her alphabet homework notebook
for her kind new teacher.

This baby brother cries a lot,
things get changed around.
Mummy cooked the boulognaise
but then he wailed again.
Daddy put out our dinner
then we ate it, just we three.

Here comes Mummy now,
the baby’s gone to sleep.
We’ll clean our teeth,
get into bed, and hear
out bedtime story.

Originally posted 10 April 2016.

New poems start again next week.




Hanging Out The Washing


Our baby brother screamed
and screamed last night.

Daddy said his tummy
is still settling,
he is only three weeks
old. His tummy is rock
solid and very sore.

Claire kept waking up coughing
and going to see Daddy.
Mummy says she caught
the virus because she
is still new at school.

The baby keeps sleeping
when he’s feeding to day and
has to feed again later.
Mummy brought the washing in
but it is still in piles
around the living room.

Daddy came home and went
to start our bath but Chloe
was most upset at not finishing
her homework, so he heard
us read and checked her maths.
Then he ran our bath.

Mummy started cooking dinner
but the baby cried again.
Daddy got dinner on the table
after our bath, but we
didn’t talk at dinner.
like we usually do.

Mummy is sure we will all
sleep much more tonight.
We are nearly asleep already
at the dinner table.

Originally posted 8 April 2016.

New poems appearing again
from next week. 


Baby Present

Opening presents is wonderful fun.
At Christmas we were given
gel pens, pencil cases, DVD’s, books
a Cinderella dress, a T-ball set
and other wonderful toys.

For her birthday Claire was given
a brand new school bag with
Russian dolls painted on it,
an insects book, a threading
bead set, a painting set
and other wonderful toys.

Wrapping paper, ribbons, bows,
and beautiful cards. It’s so
exciting opening presents.

Auntie Jo looked after us
when we came home from school.
Mummy said we could
open her present for our
two day old baby brother.

We tore off the pretty paper
opened the box – and stared !
What has she done ?!  A truck ?!
“It’s for a boy,” said Aunty Jo.
“It doesn’t do anything !”
“It’s for a toddler.” said Aunty Jo.
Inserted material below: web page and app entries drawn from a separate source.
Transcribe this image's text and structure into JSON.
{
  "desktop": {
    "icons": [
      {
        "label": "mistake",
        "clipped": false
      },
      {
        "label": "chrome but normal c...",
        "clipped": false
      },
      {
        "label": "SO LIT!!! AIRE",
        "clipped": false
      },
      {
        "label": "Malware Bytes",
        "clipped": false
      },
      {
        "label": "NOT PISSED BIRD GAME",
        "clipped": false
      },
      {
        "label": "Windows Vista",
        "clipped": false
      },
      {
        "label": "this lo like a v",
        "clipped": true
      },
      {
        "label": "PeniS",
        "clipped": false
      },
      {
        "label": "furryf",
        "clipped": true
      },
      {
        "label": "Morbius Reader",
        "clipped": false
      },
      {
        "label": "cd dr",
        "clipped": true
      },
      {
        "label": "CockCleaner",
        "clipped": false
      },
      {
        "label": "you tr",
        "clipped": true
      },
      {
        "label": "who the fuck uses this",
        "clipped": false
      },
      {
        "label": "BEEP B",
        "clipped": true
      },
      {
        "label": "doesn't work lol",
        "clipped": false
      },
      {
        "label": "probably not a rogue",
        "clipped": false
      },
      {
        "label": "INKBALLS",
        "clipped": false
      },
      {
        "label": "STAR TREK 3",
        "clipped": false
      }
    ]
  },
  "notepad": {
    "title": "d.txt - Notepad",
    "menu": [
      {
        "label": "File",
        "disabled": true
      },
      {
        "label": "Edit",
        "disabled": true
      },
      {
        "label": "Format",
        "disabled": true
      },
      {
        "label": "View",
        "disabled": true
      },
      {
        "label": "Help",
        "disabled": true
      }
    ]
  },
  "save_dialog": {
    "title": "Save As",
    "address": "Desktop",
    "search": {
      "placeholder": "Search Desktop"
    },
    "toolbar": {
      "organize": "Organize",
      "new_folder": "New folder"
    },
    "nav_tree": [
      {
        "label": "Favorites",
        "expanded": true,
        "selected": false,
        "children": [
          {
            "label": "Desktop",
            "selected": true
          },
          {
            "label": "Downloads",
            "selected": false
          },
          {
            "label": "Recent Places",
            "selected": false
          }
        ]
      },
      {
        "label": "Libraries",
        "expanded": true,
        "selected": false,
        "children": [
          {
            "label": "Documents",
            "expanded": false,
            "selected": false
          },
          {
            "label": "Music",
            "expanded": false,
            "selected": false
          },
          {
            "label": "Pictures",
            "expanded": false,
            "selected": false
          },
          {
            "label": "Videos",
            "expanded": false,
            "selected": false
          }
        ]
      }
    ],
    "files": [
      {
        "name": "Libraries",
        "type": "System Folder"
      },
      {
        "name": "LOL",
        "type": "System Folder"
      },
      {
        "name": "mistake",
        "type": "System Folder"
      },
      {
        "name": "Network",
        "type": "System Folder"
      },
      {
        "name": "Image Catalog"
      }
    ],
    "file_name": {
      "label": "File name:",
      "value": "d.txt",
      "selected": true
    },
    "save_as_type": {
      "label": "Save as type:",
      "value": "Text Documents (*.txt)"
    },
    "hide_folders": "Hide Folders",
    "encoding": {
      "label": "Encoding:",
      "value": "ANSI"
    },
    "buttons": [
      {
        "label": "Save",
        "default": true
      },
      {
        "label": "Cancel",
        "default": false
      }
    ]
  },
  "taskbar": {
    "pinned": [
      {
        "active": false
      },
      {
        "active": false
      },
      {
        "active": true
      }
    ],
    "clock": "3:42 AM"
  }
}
Next morning Claire woke early
as usual and found that
pushing a truck across the carpet
is wonderful fun.
Chloe enjoyed it too.

Originally posted 5 April 2016.

Baby Present